Stored data
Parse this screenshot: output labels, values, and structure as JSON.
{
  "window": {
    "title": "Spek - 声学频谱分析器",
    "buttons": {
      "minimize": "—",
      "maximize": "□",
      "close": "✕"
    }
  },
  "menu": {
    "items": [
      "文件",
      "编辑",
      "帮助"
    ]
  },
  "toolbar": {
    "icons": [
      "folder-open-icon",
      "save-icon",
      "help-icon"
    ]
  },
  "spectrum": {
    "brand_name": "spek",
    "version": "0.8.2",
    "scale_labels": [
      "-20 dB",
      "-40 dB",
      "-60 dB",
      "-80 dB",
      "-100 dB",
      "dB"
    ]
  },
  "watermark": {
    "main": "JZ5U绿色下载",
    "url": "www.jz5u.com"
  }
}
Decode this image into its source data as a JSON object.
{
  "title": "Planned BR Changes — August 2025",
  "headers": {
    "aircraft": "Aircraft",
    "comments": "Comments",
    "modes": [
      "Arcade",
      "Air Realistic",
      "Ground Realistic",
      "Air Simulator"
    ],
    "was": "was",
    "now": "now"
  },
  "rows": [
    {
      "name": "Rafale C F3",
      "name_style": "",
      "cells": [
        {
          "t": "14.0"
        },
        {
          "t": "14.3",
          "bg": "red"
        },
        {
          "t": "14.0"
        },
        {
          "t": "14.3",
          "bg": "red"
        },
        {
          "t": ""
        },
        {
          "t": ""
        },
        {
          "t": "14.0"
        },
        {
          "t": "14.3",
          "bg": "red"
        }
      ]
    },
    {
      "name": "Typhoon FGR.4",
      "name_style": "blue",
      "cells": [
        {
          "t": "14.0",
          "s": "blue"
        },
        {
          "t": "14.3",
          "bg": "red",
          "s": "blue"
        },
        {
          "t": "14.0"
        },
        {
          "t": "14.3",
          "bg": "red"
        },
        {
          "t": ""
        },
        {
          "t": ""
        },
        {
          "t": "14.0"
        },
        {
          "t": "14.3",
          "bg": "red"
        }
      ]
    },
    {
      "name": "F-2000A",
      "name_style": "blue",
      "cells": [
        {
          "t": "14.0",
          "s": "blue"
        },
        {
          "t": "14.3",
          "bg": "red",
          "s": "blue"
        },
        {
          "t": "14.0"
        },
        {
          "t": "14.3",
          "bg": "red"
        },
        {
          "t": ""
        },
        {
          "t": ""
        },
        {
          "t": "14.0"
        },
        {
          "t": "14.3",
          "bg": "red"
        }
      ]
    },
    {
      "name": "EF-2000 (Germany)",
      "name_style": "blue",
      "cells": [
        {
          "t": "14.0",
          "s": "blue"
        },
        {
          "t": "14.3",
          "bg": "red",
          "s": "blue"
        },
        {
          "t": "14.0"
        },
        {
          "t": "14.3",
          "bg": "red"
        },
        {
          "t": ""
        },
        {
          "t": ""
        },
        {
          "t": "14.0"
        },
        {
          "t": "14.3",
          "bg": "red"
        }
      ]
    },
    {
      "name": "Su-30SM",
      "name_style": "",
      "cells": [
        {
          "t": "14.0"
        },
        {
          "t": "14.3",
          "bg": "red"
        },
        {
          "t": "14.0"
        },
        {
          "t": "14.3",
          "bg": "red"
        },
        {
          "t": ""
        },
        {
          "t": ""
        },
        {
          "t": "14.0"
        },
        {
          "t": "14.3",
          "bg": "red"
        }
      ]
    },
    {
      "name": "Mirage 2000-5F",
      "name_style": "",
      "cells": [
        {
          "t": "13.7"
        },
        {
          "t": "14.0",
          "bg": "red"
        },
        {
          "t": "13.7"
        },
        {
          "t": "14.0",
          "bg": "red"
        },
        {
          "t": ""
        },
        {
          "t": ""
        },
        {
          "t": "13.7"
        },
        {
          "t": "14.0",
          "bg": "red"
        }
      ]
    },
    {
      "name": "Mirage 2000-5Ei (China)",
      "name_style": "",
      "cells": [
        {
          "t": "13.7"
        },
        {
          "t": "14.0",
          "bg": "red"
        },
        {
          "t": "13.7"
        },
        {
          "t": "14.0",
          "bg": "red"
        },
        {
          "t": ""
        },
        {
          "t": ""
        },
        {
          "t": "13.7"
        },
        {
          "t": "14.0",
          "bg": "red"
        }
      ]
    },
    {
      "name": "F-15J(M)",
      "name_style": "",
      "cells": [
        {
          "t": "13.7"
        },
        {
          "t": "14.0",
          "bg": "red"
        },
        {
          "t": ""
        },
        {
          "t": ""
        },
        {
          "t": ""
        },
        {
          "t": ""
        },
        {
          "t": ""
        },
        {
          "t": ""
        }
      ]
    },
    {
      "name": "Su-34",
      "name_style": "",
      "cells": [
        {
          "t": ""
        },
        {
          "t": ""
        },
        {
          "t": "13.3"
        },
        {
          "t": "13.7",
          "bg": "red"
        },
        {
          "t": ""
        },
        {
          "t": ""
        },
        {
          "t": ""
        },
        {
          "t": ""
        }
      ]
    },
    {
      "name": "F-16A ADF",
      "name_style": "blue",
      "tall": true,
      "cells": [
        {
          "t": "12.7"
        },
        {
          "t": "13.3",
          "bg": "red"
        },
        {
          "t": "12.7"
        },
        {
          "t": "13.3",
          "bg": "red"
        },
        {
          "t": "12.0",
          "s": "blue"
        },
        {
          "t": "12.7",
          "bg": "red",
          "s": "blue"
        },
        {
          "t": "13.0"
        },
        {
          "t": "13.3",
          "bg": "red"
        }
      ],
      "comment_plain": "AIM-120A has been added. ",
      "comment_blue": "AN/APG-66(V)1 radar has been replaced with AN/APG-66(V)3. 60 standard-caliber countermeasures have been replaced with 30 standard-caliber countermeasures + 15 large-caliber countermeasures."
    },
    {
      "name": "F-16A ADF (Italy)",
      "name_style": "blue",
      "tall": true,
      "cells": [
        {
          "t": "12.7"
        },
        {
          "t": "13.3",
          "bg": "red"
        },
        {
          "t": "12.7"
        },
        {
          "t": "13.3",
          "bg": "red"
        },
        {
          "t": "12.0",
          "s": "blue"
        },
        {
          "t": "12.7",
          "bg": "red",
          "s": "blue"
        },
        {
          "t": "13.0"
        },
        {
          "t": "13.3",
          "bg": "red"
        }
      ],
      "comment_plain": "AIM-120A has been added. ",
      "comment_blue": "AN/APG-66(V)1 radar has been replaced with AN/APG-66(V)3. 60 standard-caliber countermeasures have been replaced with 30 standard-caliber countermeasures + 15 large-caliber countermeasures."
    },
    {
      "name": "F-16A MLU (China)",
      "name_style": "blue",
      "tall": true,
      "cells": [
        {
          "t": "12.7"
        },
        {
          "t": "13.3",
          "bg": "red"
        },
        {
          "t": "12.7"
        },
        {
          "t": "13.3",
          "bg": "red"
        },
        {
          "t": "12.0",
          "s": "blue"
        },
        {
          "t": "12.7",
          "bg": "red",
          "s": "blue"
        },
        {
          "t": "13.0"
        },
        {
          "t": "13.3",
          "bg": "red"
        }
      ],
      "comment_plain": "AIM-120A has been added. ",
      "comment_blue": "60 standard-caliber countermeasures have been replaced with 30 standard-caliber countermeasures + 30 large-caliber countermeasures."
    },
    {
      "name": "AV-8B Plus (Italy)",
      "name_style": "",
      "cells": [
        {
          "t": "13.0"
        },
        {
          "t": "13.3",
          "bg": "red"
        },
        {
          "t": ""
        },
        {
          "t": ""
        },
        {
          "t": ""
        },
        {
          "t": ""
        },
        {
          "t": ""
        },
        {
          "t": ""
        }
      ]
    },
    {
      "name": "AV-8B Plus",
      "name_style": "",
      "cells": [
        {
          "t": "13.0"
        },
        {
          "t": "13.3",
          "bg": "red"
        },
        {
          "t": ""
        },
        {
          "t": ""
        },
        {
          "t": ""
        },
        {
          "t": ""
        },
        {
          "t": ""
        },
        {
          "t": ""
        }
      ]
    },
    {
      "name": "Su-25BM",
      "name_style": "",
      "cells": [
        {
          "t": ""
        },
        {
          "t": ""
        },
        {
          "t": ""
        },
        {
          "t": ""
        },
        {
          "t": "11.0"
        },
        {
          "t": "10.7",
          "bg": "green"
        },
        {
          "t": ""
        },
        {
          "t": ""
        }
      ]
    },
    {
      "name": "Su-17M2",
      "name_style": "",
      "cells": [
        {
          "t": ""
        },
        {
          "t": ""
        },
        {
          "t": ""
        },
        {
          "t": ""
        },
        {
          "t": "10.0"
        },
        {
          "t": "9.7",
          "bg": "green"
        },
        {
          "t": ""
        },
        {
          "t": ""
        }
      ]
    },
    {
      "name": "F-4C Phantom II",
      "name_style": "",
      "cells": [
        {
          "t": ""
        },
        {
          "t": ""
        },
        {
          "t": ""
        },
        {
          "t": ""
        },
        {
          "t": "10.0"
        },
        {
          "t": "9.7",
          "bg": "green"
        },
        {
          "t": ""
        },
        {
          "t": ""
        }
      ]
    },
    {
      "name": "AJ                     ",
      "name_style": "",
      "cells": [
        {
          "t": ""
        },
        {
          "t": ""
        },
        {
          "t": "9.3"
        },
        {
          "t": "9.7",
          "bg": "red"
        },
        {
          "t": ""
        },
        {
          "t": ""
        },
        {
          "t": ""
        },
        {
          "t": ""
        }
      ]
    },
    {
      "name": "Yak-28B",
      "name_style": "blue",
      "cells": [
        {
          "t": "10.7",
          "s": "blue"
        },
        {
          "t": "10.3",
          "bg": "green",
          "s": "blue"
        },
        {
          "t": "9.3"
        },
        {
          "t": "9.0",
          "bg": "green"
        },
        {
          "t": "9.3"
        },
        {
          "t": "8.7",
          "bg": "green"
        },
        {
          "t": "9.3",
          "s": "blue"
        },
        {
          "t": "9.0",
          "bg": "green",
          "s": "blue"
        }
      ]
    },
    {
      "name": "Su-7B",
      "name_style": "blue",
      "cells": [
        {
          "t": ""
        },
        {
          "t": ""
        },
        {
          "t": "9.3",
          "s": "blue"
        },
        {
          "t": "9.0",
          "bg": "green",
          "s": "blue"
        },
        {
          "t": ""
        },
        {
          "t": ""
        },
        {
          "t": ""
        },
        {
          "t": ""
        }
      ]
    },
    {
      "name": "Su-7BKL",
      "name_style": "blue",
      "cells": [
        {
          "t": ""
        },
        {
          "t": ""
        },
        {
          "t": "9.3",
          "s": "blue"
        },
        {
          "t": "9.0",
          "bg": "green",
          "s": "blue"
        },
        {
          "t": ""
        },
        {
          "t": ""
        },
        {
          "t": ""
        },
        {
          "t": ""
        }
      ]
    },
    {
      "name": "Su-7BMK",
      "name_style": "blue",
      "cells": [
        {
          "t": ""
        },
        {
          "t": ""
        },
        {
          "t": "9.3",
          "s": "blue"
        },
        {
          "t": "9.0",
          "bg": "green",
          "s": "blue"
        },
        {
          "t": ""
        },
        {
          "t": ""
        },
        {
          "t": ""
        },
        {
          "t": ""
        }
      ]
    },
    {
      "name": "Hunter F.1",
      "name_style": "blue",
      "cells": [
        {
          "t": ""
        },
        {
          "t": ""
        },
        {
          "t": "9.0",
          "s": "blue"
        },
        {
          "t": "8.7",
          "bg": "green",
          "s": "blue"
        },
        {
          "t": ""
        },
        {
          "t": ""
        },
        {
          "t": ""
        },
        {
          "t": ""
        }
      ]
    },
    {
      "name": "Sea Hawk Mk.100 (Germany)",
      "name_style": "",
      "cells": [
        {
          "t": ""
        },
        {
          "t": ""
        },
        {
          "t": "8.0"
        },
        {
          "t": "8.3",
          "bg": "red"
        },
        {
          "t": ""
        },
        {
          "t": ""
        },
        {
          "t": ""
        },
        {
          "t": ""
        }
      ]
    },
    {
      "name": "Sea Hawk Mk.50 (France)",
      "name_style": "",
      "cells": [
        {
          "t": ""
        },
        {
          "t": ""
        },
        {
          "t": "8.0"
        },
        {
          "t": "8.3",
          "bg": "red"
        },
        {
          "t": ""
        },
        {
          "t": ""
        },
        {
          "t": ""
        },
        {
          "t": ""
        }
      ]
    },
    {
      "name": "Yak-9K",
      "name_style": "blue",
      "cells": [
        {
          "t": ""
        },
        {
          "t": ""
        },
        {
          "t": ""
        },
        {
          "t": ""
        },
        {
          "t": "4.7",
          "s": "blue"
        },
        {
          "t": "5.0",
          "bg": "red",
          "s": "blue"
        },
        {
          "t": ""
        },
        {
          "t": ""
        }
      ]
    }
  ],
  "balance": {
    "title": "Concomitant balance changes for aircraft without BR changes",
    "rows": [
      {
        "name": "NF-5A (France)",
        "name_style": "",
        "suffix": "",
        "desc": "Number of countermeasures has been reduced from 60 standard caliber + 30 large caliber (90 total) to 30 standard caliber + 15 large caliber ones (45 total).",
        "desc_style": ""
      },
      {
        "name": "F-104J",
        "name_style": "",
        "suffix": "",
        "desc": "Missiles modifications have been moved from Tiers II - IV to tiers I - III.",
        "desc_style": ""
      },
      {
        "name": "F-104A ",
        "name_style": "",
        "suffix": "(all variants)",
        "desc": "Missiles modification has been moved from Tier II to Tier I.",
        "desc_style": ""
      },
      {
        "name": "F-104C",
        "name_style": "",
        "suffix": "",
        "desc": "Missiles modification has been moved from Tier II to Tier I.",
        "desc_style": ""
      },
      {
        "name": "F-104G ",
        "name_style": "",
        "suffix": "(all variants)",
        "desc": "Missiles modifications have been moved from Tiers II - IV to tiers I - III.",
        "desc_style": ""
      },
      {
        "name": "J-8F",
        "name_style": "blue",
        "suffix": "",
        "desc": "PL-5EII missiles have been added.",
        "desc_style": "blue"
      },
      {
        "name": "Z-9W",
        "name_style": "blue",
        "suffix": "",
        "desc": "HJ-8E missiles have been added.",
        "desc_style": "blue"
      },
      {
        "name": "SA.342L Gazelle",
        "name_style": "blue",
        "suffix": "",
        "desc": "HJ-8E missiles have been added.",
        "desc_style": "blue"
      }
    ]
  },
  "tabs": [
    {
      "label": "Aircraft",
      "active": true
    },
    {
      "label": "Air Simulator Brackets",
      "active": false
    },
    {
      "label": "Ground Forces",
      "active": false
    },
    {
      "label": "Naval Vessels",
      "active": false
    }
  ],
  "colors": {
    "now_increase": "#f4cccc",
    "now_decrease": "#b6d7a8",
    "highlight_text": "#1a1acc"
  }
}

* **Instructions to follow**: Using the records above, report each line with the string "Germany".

* **Output of the exercise**:
      "name": "EF-2000 (Germany)",
      "name": "Sea Hawk Mk.100 (Germany)",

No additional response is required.